**Data supplied:**

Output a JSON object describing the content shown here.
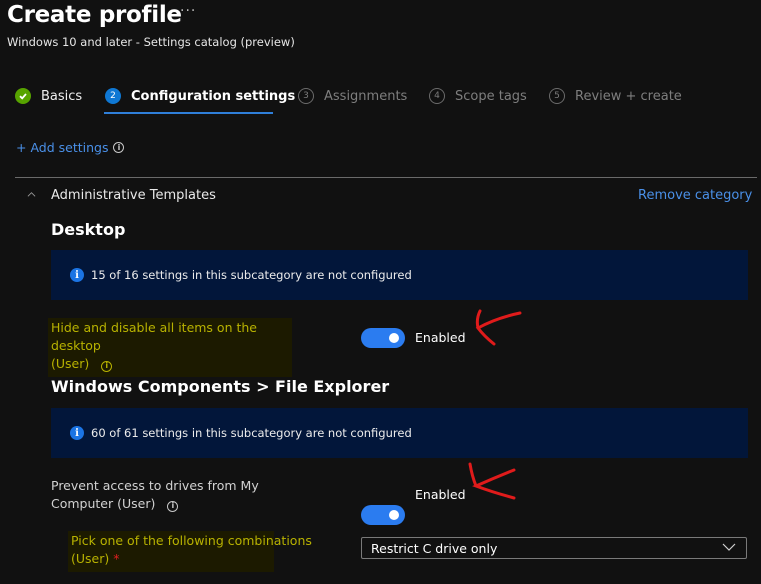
{
  "header": {
    "title": "Create profile",
    "more": "···",
    "subtitle": "Windows 10 and later - Settings catalog (preview)"
  },
  "wizard": {
    "steps": [
      {
        "number": "✓",
        "label": "Basics",
        "state": "done"
      },
      {
        "number": "2",
        "label": "Configuration settings",
        "state": "active"
      },
      {
        "number": "3",
        "label": "Assignments",
        "state": "inactive"
      },
      {
        "number": "4",
        "label": "Scope tags",
        "state": "inactive"
      },
      {
        "number": "5",
        "label": "Review + create",
        "state": "inactive"
      }
    ]
  },
  "add_settings": {
    "label": "+ Add settings",
    "info": "i"
  },
  "category": {
    "title": "Administrative Templates",
    "remove_label": "Remove category",
    "subcategories": [
      {
        "title": "Desktop",
        "banner": "15 of 16 settings in this subcategory are not configured",
        "settings": [
          {
            "label_line1": "Hide and disable all items on the desktop",
            "label_line2": "(User)",
            "value": "Enabled",
            "toggle_on": true
          }
        ]
      },
      {
        "title": "Windows Components > File Explorer",
        "banner": "60 of 61 settings in this subcategory are not configured",
        "settings": [
          {
            "label_line1": "Prevent access to drives from My",
            "label_line2": "Computer (User)",
            "value": "Enabled",
            "toggle_on": true
          }
        ],
        "child_setting": {
          "label_line1": "Pick one of the following combinations",
          "label_line2": "(User)",
          "required_mark": "*",
          "selected": "Restrict C drive only"
        }
      }
    ]
  },
  "colors": {
    "accent": "#2b7cf0",
    "link": "#4a90e8",
    "banner_bg": "#02163a",
    "annotation": "#e01b1b"
  }
}
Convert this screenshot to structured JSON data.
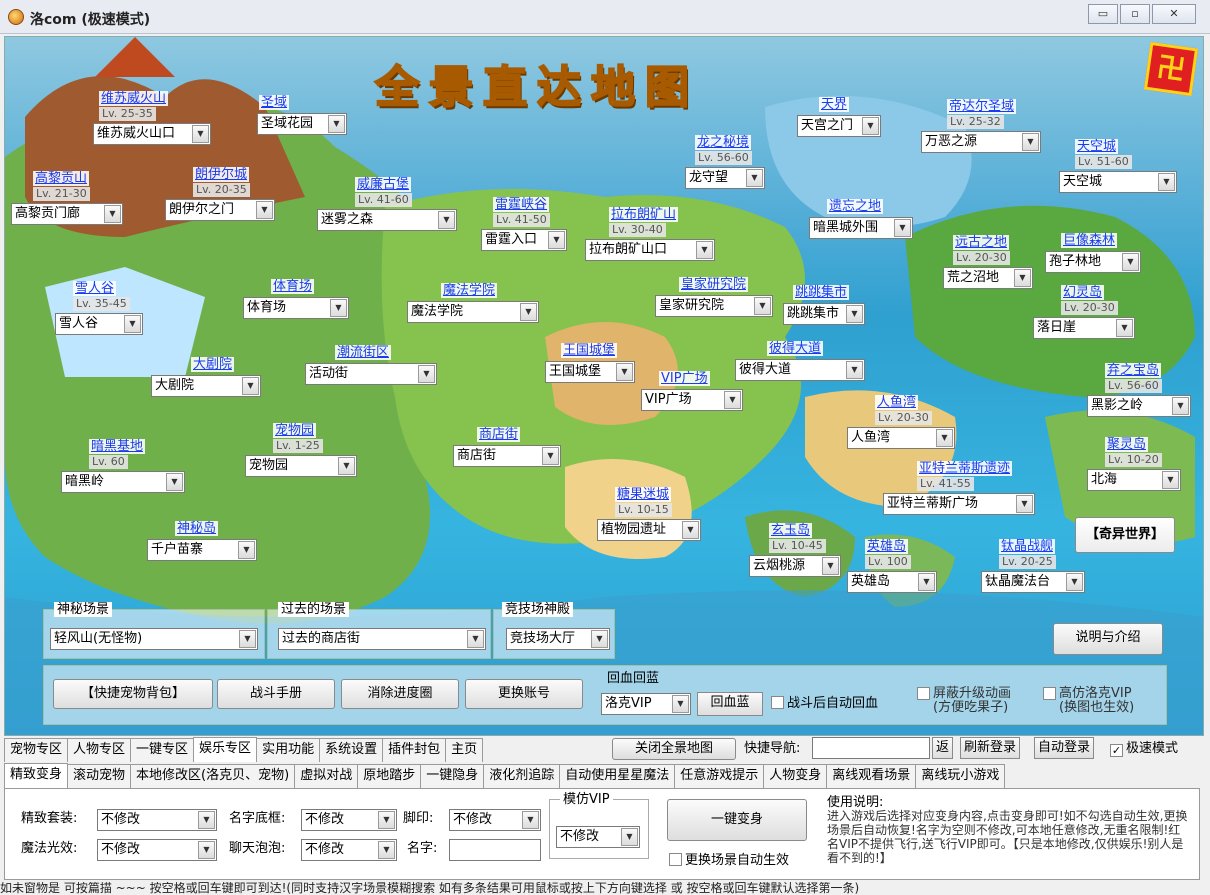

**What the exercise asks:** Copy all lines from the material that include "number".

**Output of the exercise:**
        "number": "✓",
        "number": "2",
        "number": "3",
        "number": "4",
        "number": "5",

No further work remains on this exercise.